* Your goal *
Word for word, and without a single picture, repeat the entries.

[Items from an interface collection]
┄┄┄┄┄┄┄┄┄┄┄┄┄┄┄┄┄┄┄┄

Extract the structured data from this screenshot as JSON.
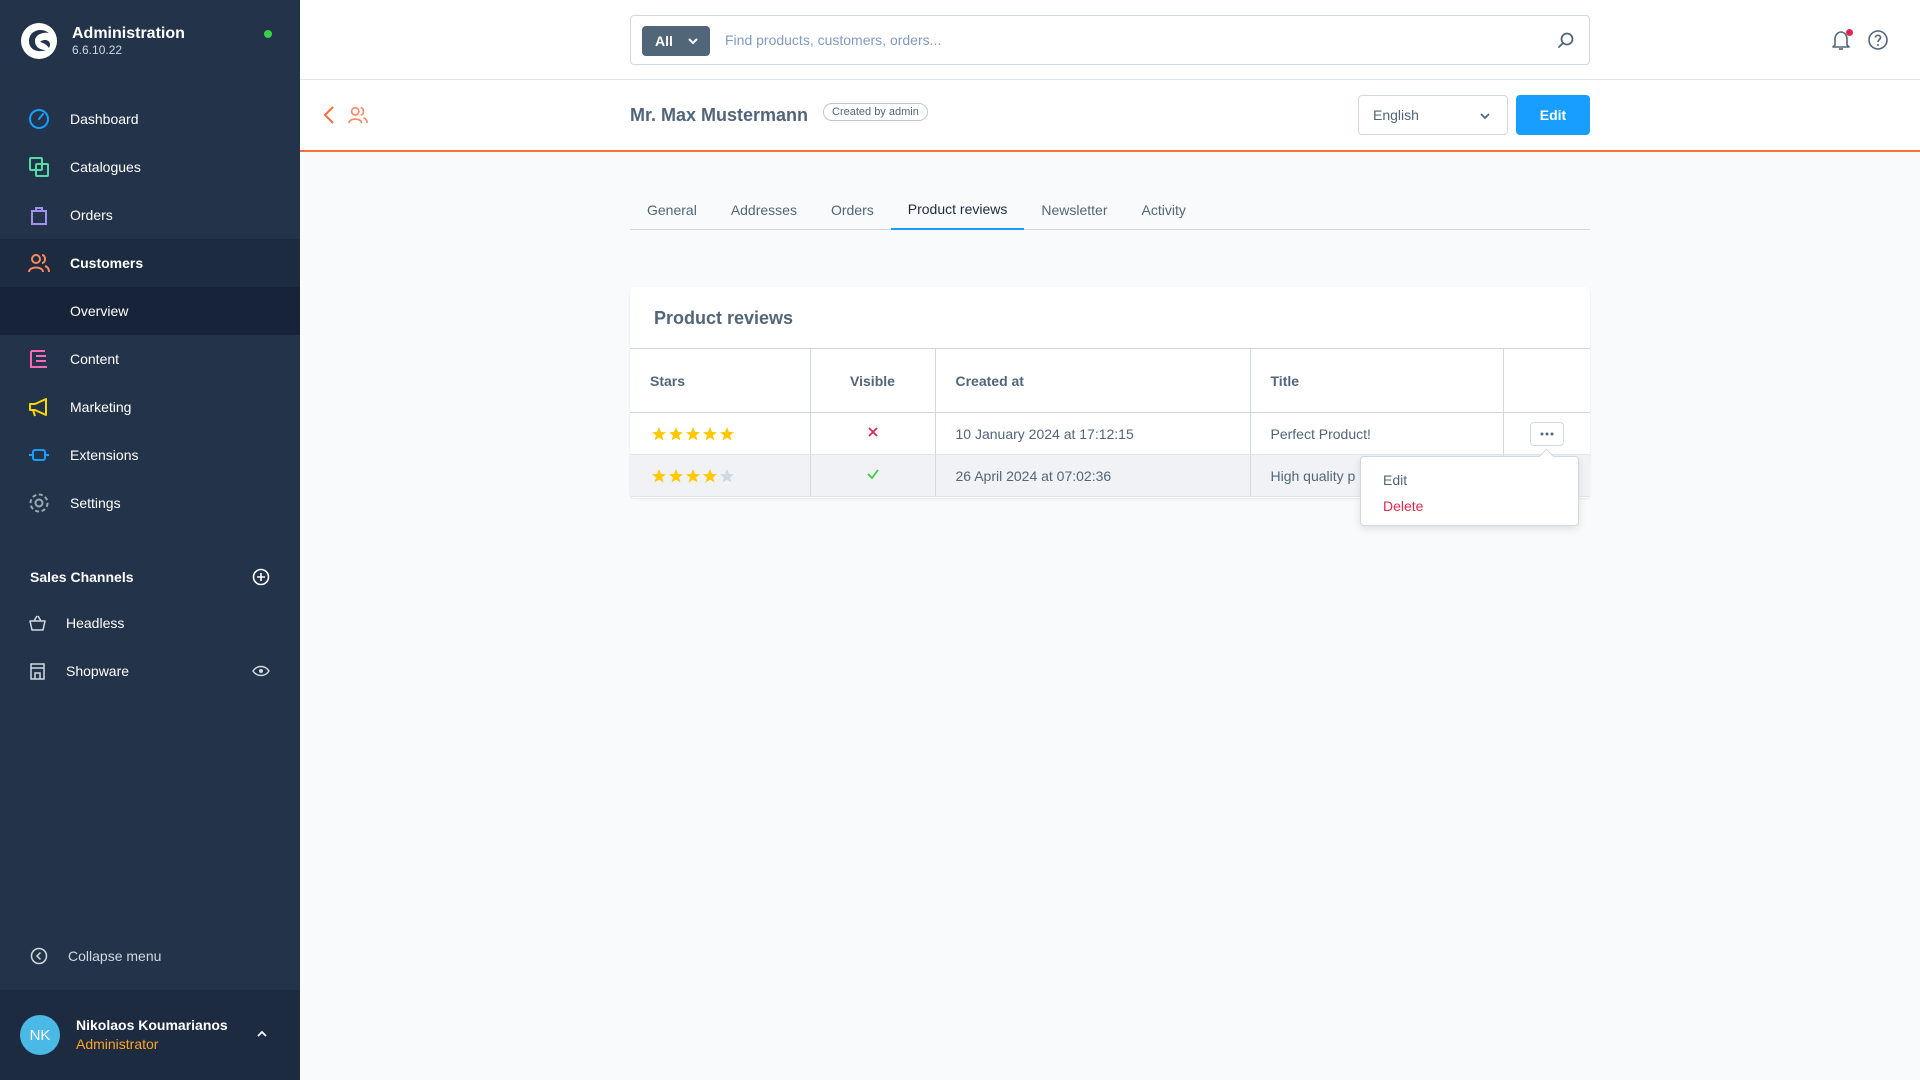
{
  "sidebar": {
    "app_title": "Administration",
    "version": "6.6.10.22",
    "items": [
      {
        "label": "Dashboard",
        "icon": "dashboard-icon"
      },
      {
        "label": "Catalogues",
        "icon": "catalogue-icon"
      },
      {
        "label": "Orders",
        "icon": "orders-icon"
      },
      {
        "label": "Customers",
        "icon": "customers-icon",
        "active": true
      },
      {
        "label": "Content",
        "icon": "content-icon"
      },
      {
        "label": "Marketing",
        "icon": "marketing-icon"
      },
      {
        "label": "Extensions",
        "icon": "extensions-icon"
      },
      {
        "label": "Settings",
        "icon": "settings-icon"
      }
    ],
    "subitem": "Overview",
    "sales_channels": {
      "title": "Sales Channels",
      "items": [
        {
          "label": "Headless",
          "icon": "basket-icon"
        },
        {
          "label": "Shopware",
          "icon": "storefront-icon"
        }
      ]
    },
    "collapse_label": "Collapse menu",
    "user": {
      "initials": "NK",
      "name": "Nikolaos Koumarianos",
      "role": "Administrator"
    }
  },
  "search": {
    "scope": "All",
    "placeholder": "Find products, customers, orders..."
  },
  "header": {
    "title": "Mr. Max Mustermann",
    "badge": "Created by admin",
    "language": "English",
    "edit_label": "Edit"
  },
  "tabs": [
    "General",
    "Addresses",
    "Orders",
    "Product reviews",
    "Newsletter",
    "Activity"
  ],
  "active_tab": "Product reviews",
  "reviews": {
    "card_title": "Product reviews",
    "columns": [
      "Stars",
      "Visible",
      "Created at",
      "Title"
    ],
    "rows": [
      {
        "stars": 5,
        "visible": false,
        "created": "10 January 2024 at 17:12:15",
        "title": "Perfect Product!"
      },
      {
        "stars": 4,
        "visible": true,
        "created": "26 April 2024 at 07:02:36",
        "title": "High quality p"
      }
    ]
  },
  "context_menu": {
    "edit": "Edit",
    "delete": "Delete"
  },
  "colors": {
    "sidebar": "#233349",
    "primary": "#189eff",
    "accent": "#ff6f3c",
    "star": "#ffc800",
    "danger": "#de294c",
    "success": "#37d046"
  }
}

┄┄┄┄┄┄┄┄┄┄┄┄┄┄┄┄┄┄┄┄

* Result of the task *
Extract the structured data from this screenshot as JSON.
{
  "sidebar": {
    "app_title": "Administration",
    "version": "6.6.10.22",
    "items": [
      {
        "label": "Dashboard",
        "icon": "dashboard-icon"
      },
      {
        "label": "Catalogues",
        "icon": "catalogue-icon"
      },
      {
        "label": "Orders",
        "icon": "orders-icon"
      },
      {
        "label": "Customers",
        "icon": "customers-icon",
        "active": true
      },
      {
        "label": "Content",
        "icon": "content-icon"
      },
      {
        "label": "Marketing",
        "icon": "marketing-icon"
      },
      {
        "label": "Extensions",
        "icon": "extensions-icon"
      },
      {
        "label": "Settings",
        "icon": "settings-icon"
      }
    ],
    "subitem": "Overview",
    "sales_channels": {
      "title": "Sales Channels",
      "items": [
        {
          "label": "Headless",
          "icon": "basket-icon"
        },
        {
          "label": "Shopware",
          "icon": "storefront-icon"
        }
      ]
    },
    "collapse_label": "Collapse menu",
    "user": {
      "initials": "NK",
      "name": "Nikolaos Koumarianos",
      "role": "Administrator"
    }
  },
  "search": {
    "scope": "All",
    "placeholder": "Find products, customers, orders..."
  },
  "header": {
    "title": "Mr. Max Mustermann",
    "badge": "Created by admin",
    "language": "English",
    "edit_label": "Edit"
  },
  "tabs": [
    "General",
    "Addresses",
    "Orders",
    "Product reviews",
    "Newsletter",
    "Activity"
  ],
  "active_tab": "Product reviews",
  "reviews": {
    "card_title": "Product reviews",
    "columns": [
      "Stars",
      "Visible",
      "Created at",
      "Title"
    ],
    "rows": [
      {
        "stars": 5,
        "visible": false,
        "created": "10 January 2024 at 17:12:15",
        "title": "Perfect Product!"
      },
      {
        "stars": 4,
        "visible": true,
        "created": "26 April 2024 at 07:02:36",
        "title": "High quality p"
      }
    ]
  },
  "context_menu": {
    "edit": "Edit",
    "delete": "Delete"
  },
  "colors": {
    "sidebar": "#233349",
    "primary": "#189eff",
    "accent": "#ff6f3c",
    "star": "#ffc800",
    "danger": "#de294c",
    "success": "#37d046"
  }
}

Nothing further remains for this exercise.